How to complete this task >>
The answer should reproduce the listing below character for character.

Dataset entries >>
*** Begin section ***
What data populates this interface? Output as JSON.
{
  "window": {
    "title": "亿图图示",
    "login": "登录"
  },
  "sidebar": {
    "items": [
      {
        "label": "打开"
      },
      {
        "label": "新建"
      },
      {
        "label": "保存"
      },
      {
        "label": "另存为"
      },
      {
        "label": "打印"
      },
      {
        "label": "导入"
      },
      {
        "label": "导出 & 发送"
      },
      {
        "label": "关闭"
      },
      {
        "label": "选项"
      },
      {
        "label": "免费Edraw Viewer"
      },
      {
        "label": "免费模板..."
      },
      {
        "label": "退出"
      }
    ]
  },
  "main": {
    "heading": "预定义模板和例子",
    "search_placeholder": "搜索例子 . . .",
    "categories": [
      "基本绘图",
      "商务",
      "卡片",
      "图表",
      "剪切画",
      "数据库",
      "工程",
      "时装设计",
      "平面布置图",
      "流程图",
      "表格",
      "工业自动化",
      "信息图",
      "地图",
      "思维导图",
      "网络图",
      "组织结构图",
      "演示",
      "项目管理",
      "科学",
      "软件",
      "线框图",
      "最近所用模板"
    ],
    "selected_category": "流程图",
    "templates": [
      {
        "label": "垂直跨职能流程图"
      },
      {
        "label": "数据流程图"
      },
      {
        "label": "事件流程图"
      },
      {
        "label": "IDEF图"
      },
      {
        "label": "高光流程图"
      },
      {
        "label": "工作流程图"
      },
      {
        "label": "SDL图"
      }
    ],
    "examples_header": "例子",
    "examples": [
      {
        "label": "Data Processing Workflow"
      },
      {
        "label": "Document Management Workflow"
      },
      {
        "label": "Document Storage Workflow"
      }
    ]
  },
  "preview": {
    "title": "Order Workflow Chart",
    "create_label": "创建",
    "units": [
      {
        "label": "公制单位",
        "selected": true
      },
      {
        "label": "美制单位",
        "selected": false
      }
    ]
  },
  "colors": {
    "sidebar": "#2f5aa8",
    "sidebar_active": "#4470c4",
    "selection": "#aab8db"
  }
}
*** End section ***
Exercise output >>
What data populates this interface? Output as JSON.
{
  "window": {
    "title": "亿图图示",
    "login": "登录"
  },
  "sidebar": {
    "items": [
      {
        "label": "打开"
      },
      {
        "label": "新建"
      },
      {
        "label": "保存"
      },
      {
        "label": "另存为"
      },
      {
        "label": "打印"
      },
      {
        "label": "导入"
      },
      {
        "label": "导出 & 发送"
      },
      {
        "label": "关闭"
      },
      {
        "label": "选项"
      },
      {
        "label": "免费Edraw Viewer"
      },
      {
        "label": "免费模板..."
      },
      {
        "label": "退出"
      }
    ]
  },
  "main": {
    "heading": "预定义模板和例子",
    "search_placeholder": "搜索例子 . . .",
    "categories": [
      "基本绘图",
      "商务",
      "卡片",
      "图表",
      "剪切画",
      "数据库",
      "工程",
      "时装设计",
      "平面布置图",
      "流程图",
      "表格",
      "工业自动化",
      "信息图",
      "地图",
      "思维导图",
      "网络图",
      "组织结构图",
      "演示",
      "项目管理",
      "科学",
      "软件",
      "线框图",
      "最近所用模板"
    ],
    "selected_category": "流程图",
    "templates": [
      {
        "label": "垂直跨职能流程图"
      },
      {
        "label": "数据流程图"
      },
      {
        "label": "事件流程图"
      },
      {
        "label": "IDEF图"
      },
      {
        "label": "高光流程图"
      },
      {
        "label": "工作流程图"
      },
      {
        "label": "SDL图"
      }
    ],
    "examples_header": "例子",
    "examples": [
      {
        "label": "Data Processing Workflow"
      },
      {
        "label": "Document Management Workflow"
      },
      {
        "label": "Document Storage Workflow"
      }
    ]
  },
  "preview": {
    "title": "Order Workflow Chart",
    "create_label": "创建",
    "units": [
      {
        "label": "公制单位",
        "selected": true
      },
      {
        "label": "美制单位",
        "selected": false
      }
    ]
  },
  "colors": {
    "sidebar": "#2f5aa8",
    "sidebar_active": "#4470c4",
    "selection": "#aab8db"
  }
}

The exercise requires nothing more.